When Nortel finally filed its 2003 financials in January 2005, the revisions lowered the company's initially-stated profit of $732 million US to $434 million US. Its 2004 financials, reported in May 2005, showed that the company actually lost money that year – $51 million US. Revenues fell 3.6 per cent from 2003. CEO Bill Owens said he wasn't happy with the results, but said that Nortel, at last, was "now stable."
Just a month later, the company's president and chief operating officer, Gary Daichendt, and its chief technology officer, Gary Kunis, resigned.
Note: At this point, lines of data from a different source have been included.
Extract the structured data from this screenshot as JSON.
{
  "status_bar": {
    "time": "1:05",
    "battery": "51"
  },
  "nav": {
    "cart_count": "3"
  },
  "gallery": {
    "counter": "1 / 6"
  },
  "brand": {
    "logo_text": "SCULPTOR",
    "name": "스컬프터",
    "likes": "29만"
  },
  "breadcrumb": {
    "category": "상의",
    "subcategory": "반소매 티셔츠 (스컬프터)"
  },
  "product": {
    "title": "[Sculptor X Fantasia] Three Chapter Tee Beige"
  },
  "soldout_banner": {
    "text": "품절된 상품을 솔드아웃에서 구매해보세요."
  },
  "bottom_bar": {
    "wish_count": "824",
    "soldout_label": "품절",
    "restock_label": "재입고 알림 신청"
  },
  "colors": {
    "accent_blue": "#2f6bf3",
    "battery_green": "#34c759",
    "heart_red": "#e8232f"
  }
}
Both had been with the company less than three months.
In October 2005, Nortel picked former Motorola executive Mike Zafirovski to succeed Bill Owens as CEO. Several months later, Nortel announced it had put aside $2.5 billion US to settle some class-action lawsuits stemming from the company's 2004 accounting scandal.
In March 2006, Nortel once again announces its financial filings will be delayed and it will restate financial results for 2003, 2004 and the first nine months of 2005. It also announces a $2.2-billion US loss for the last quarter of 2005, due mainly to the cost of litigation to settle lawsuits from its shareholders.
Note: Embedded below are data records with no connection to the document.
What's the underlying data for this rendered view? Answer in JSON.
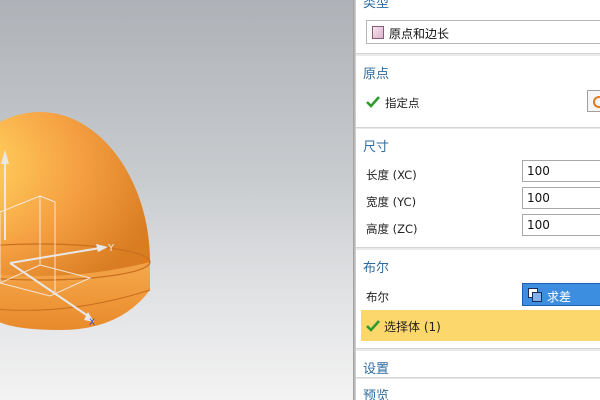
{
  "type_section": {
    "title": "类型",
    "dropdown_value": "原点和边长"
  },
  "origin_section": {
    "title": "原点",
    "specify_point_label": "指定点"
  },
  "dimensions_section": {
    "title": "尺寸",
    "rows": [
      {
        "label": "长度 (XC)",
        "value": "100"
      },
      {
        "label": "宽度 (YC)",
        "value": "100"
      },
      {
        "label": "高度 (ZC)",
        "value": "100"
      }
    ]
  },
  "boolean_section": {
    "title": "布尔",
    "boolean_label": "布尔",
    "boolean_value": "求差",
    "select_body_label": "选择体 (1)"
  },
  "settings_section": {
    "title": "设置"
  },
  "preview_section": {
    "title": "预览"
  },
  "viewport": {
    "axis_y": "Y",
    "axis_x": "X"
  },
  "colors": {
    "accent": "#2e6b9e",
    "highlight": "#fcd76c",
    "selected": "#3c8ee0",
    "check": "#2f9a2f",
    "dome": "#f5a042"
  }
}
In May 2006, Nortel Networks warned investors that its first quarter revenues would be flat or down slightly, and that it would post a slightly higher loss than in the first quarter of 2005. In a conference call with analysts, CEO Zafirovski pledged to "recreate" the "great company" that Nortel once was.
Just weeks later, CEO Zafirovski announced a further restructuring. The changes include the elimination of another 1,100 jobs, the creation of two new "centres of excellence," the conversion of the company's pension plan to one that doesn't guarantee a specific pension benefit, and a trimming of other retirement benefits. The company hopes to save $175 million US a year by 2008.
On Dec. 1, 2006, the company went ahead with a 1-for-10 stock consolidation. Its shares jumped 10-fold in price to over $24, but the number of shares plunged from 4.33 billion to 433 million.
But Nortel's restructuring efforts were not over yet. Despite shedding more than 60,000 jobs in six years, the company announced another 2,900 job cuts in February 2007 — a move that would bring the payroll down to 31,000. Another 1,000 jobs would switch to lower-cost countries like China, India and Mexico.
Even after all those cuts, Nortel is still North America's largest maker of telephone equipment.
But it was still making news for the wrong reasons. In March 2007, the U.S. Securities and Exchange Commission and the Ontario Securities Commission announced legal proceedings against former CEO Frank Dunn and three other former senior executives. The SEC accused the four of civil fraud relating to Nortel's accounting and its restatements. The OSC alleged that Dunn and two others broke securities laws by making "material misstatements" in Nortel’s financial filings that they knew or should have known were "materially misleading."

1 comment:

Rick said...

This is your company, right?